After your discovery that LR no longer puts an operating-system lock on the .lrcat file, I've been enhancing my Any Filter plugin to provide access to more information not accessible via the SDK. And I made the following important discovery:
Short version: Make sure that any plugin use of "sqlite3" opens the catalog database with "-readonly" or ".filectrl persist_wal true". Otherwise, the plugin won't see any catalog updates after the first time it is run in a session, and if LR terminates abnormally, all catalog changes made in that session will be lost.
If you run "sqlite3" to query the catalog while LR is running, when it exits, "sqlite3" will delete the transaction-log files (the -wal and -shm files) from the directory containing the .lrcat files. LR still has open file handles on them and will continue to operate normally, except in one circumstance: If LR exits abnormally (crashes or is force-quit), and then restarts, it won't find the previous -wal and -shm files (because they were deleted by "sqlite3"), and all changes (transactions) made in the previous session that were recording in the -wal file will be lost.
Normally, SQLite allows robust concurrent access by multiple client apps. I think LR must be doing something non-standard/non-default in the way it opens the catalog database that's fooling "sqlite3" into thinking that when it exits, it has the last open connection on the database, so it truncates the transaction log and deletes it.
It's easy to demonstrate this bad behavior on Mac (haven't tested the details on Windows):
1. Start LR. Observe the presence of -wal/shm files in the catalog folder.
2. Run "sqlite3" and select the history steps for an image. Observe they are all returned. Also observe that the -wal/shm files are now gone.
2b. (Optional) Run "iosnoop" and observe that LR still writes to the -wal/shm files as you make changes in LR.
3. Change a Develop setting for the image.
4. Run "sqlite3" again and observe that it doesn't return the new history step.
5. Force-quit (kill) LR and restart it.
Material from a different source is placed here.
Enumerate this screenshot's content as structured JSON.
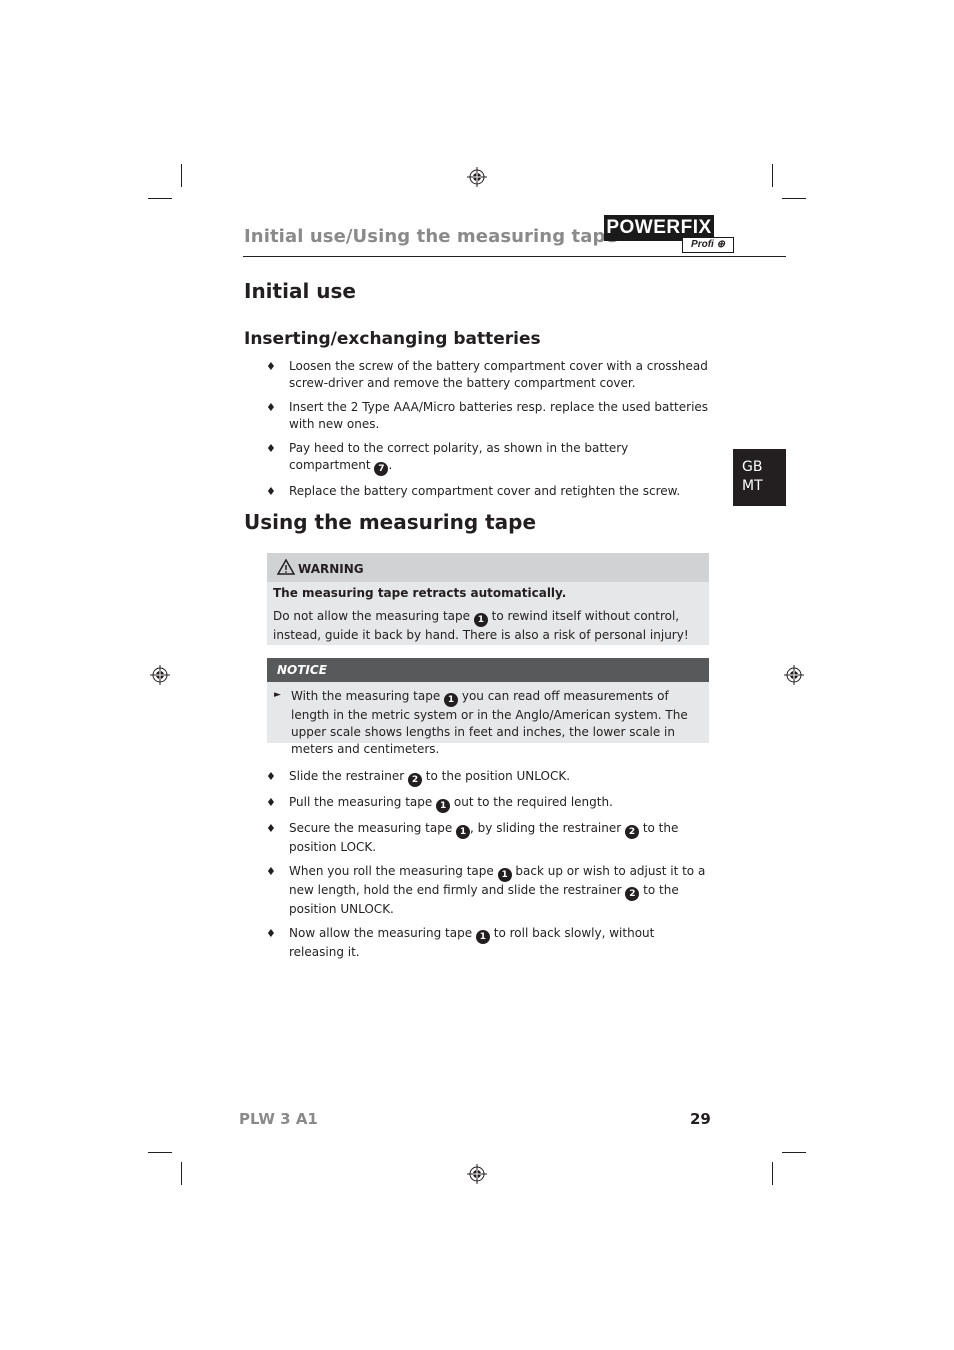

6. Observe that the change to the image made in step 3 has been lost.
The workaround is easy: Always have "sqlite3" open the catalog database in readonly mode with "-readonly". Alternatively, use the command ".filectrl persist_wal true" before exiting "sqlite3", which tells it to not delete the -wal/shm transaction log on exit if if it thinks it's the last open connection.